We believe the evidence is sufficient to sustain the verdict.
Should the evidence of the seizure of the controlled substance have been suppressed? In Aguilar v. Texas, 378 U.S. 108, 84 S. Ct. 1509, 12 L. Ed. 2d 723, it was held that information received by a law officer was insufficient to justify issuance of a search warrant in the absence of disclosure of the informant's source of information. In the present case verification of the information received was sought by the officer and he observed the defendant driving by at the time and place specified by the informant.
In Terry v. Ohio, 392 U.S. 1, 88 S. Ct. 1868, 20 L. Ed. 2d 889, an officer stopped and searched three men who appeared to be "casing a job, a stick-up." Defendant was prosecuted for carrying a concealed weapon. The court held the weapon was admissible in evidence and the search justified. The court stated that there is "no ready test for determining reasonableness other than by balancing the need to search [or seize] against the invasion which the search [or seizure] entails," and held that there must be present specific facts which taken together with rational inferences reasonably warrant the intrusion. Such facts were present in the case under consideration.
The case of Adams v. Williams, 407 U.S. 143, 92 S. Ct. 1921, 32 L. Ed. 2d 612, presents facts pertaining to a stop practically identical to those in the case before us. The court stated: "The Fourth Amendment does not require a policeman who lacks the precise level of information necessary for probable cause to arrest to simply shrug his shoulders and allow a crime to occur or a criminal to escape. * * * A brief stop of a suspicious individual, in order to determine his identity or to maintain the status quo momentarily while obtaining more information, may be most reasonable in light of the facts known to the officer at the time. * * *
"This is a stronger case than obtains in the case of an anonymous telephone tip.

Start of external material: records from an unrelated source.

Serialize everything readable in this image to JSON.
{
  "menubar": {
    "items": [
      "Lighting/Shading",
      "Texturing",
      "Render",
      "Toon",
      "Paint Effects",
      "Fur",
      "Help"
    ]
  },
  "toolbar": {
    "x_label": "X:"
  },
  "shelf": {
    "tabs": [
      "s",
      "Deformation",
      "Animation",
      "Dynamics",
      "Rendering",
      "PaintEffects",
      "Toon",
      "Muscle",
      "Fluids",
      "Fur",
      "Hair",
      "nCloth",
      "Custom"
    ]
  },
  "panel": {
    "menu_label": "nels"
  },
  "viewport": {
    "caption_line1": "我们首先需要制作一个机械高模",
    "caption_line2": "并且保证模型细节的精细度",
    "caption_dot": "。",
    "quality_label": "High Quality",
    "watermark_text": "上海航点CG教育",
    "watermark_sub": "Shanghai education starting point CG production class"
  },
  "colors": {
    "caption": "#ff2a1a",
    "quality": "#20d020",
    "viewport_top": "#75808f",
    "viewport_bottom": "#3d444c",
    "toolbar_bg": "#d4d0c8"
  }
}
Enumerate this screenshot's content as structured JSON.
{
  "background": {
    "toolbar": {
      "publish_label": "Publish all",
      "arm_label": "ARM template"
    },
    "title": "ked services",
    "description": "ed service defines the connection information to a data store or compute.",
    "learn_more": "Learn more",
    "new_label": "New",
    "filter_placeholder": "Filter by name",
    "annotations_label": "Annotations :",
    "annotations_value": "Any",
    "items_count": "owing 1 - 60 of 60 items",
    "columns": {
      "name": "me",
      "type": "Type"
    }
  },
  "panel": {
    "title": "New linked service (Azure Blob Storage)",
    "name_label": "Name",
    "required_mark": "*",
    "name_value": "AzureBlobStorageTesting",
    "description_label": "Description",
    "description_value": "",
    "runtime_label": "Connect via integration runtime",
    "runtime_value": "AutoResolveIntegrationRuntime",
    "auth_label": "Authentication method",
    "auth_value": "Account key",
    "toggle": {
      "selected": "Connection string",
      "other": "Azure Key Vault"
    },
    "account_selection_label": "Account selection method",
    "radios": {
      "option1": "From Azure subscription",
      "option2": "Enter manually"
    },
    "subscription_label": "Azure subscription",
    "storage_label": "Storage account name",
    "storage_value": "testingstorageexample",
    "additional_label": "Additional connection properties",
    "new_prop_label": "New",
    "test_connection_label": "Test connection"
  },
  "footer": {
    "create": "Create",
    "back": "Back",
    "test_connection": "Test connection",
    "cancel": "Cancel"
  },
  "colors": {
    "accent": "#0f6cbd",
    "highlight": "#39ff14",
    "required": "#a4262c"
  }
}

The informant here came forward personally to give information that was immediately verifiable at the scene. * * * Thus, while the Court's decisions indicate that this informant's unverified tip may have been insufficient for a narcotics arrest or search warrant, * * * the information carried enough indicia of reliability to justify the officer's forcible stop of Williams." See, also, United States v. Legato, 480 F.2d 408 (5th Cir., 1973); United States v. Hernandez, 486 F.2d 614 (7th Cir., 1973); State v. Micek, 193 Neb. 379, 227 N.W.2d 409; State v. Brewer, 190 Neb. 667, 212 N.W.2d 90.
It is evident that under the circumstances the officer was fully justified in stopping defendant and defendant does not contend that once the stop had been made and the officer had discovered a controlled substance lying in plain sight the arrest and seizure were improper.
The correction of the verdicts which the District Court required was not prejudicial to defendant. The jury had simply found him guilty of both the principal charge and a minor included charge. The court might well have simply ignored the verdict of guilty on the minor included charge but instead gave the defendant the opportunity to have both charges resubmitted with a view to having the jury choose between them.
The judgment of the District Court is affirmed.